Shurtleff filed a motion in 3rd District Court Thursday asking the court to force prosecutors to supply him with a specific list of the crimes they believe he committed as well as a list identifying the witnesses the state intends to call.
In July, Shurtleff was charged with three counts of bribery, two counts of illegally accepting gifts or loans and one count each of pattern of unlawful activity, accepting employment that would impair judgment, witness tampering, evidence tampering and obstructing justice.
In addition, former Utah Attorney General John Swallow was charged with three counts each of bribery and evidence tampering, and one count each of pattern of unlawful activity, accepting a gift when prohibited, making false statements, obstructing justice, misuse of public money, falsifying government records, and failing to disclose a conflict of interest.

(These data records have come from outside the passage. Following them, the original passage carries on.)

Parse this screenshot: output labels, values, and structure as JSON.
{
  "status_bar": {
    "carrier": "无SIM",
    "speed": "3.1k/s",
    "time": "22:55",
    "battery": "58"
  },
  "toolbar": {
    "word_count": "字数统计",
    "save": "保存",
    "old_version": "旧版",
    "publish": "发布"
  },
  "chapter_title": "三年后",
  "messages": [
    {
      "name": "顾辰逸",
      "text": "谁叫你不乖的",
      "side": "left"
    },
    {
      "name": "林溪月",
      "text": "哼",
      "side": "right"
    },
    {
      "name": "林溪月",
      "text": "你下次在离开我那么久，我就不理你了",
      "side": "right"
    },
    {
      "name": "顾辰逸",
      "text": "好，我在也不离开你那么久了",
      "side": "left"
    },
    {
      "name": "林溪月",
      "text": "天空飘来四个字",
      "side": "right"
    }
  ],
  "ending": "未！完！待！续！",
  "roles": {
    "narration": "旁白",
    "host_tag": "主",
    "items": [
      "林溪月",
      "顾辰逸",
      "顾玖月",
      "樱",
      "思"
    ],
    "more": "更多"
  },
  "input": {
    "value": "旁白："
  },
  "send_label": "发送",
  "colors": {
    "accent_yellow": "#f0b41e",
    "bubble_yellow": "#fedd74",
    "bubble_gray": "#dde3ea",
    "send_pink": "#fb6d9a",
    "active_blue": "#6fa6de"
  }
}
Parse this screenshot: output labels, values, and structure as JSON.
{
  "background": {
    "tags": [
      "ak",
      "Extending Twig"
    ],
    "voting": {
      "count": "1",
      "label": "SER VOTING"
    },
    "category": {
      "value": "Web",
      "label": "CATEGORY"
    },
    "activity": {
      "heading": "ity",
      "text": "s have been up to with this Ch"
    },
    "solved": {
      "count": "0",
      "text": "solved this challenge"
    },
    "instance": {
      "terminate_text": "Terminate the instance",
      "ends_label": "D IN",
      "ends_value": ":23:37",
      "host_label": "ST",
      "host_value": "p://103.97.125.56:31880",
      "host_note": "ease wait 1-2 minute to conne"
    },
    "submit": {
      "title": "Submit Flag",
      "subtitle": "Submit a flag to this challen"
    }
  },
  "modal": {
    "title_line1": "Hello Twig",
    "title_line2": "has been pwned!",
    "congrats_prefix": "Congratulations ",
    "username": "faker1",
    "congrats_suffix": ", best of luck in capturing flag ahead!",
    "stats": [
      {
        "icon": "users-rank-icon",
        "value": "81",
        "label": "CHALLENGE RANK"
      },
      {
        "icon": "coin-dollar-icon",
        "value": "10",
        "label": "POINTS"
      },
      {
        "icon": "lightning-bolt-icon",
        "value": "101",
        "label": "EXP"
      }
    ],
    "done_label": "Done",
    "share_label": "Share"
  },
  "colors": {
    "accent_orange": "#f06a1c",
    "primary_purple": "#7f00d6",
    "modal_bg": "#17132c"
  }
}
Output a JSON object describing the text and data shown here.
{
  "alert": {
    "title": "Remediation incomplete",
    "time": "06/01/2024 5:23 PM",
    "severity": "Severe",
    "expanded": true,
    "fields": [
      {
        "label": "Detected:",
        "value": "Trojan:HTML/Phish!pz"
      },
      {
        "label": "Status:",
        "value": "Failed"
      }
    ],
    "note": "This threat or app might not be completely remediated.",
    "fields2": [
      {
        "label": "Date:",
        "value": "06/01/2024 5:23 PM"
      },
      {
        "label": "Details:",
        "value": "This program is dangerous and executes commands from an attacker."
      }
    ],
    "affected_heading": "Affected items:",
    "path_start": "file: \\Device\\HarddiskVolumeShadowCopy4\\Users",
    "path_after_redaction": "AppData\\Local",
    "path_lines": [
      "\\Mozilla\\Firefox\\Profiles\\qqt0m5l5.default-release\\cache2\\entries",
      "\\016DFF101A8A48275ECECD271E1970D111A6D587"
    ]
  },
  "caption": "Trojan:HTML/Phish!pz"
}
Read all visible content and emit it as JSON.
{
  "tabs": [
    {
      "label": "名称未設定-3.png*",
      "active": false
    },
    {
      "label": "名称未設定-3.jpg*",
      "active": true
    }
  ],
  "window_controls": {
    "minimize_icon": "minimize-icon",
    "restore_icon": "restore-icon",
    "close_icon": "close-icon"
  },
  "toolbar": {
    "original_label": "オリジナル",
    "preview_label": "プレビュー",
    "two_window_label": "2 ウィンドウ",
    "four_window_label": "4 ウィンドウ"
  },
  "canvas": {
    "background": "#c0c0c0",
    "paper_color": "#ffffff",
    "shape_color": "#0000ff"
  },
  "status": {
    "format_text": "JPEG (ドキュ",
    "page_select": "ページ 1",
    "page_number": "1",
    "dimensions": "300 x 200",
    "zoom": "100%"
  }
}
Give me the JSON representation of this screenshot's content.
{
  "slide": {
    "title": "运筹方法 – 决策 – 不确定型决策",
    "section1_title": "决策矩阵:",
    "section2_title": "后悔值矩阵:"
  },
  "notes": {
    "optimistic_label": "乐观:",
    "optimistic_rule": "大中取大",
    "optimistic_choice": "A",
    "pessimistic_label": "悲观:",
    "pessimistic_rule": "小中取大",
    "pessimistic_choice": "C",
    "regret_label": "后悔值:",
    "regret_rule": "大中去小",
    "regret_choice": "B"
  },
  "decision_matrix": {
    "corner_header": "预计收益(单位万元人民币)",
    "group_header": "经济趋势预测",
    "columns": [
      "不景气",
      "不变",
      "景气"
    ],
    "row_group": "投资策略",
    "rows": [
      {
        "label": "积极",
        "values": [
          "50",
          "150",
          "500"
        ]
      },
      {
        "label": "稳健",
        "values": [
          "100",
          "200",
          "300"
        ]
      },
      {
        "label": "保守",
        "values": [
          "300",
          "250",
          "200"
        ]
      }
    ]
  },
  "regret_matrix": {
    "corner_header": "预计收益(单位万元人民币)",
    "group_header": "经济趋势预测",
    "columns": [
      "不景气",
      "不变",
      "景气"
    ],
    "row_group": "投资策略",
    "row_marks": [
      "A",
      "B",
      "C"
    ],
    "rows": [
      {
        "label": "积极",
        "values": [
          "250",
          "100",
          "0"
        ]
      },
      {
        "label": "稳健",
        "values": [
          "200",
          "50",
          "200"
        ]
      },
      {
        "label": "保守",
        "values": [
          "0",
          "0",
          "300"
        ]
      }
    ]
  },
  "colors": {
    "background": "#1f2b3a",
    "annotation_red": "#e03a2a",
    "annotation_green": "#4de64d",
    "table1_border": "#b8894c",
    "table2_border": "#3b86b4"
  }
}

The 23 counts were filed following an unprecedented public corruption investigation by the Utah Department of Public Safety and the FBI. If convicted, they each face as many as 30 years in jail. Both former attorneys general have maintained their innocence and said they intend to fight the charges, which they contend are politically motivated.
In his latest motion, Shurtleff asks that prosecutors be required to provide the "precise statutory sections or subsections it claims were violated and the specific facts" from the probable cause statement that show he violated those laws.
"The information is unconstitutionally vague," Shurtleff's attorney wrote in his motion. "Mr. Shurtleff is entitled to precision sufficient to inform him of the specific statutory elements" the state is basing its charges on.
"The best Mr. Shurtleff can do is guess," the motion states.
The court filing also asks state prosecutors to hand over their list of witnesses they intend to call in their case so Shurtleff can subpoena witnesses himself or prepare to cross-examine those witnesses.
He is scheduled to be back in court again on Oct. 20.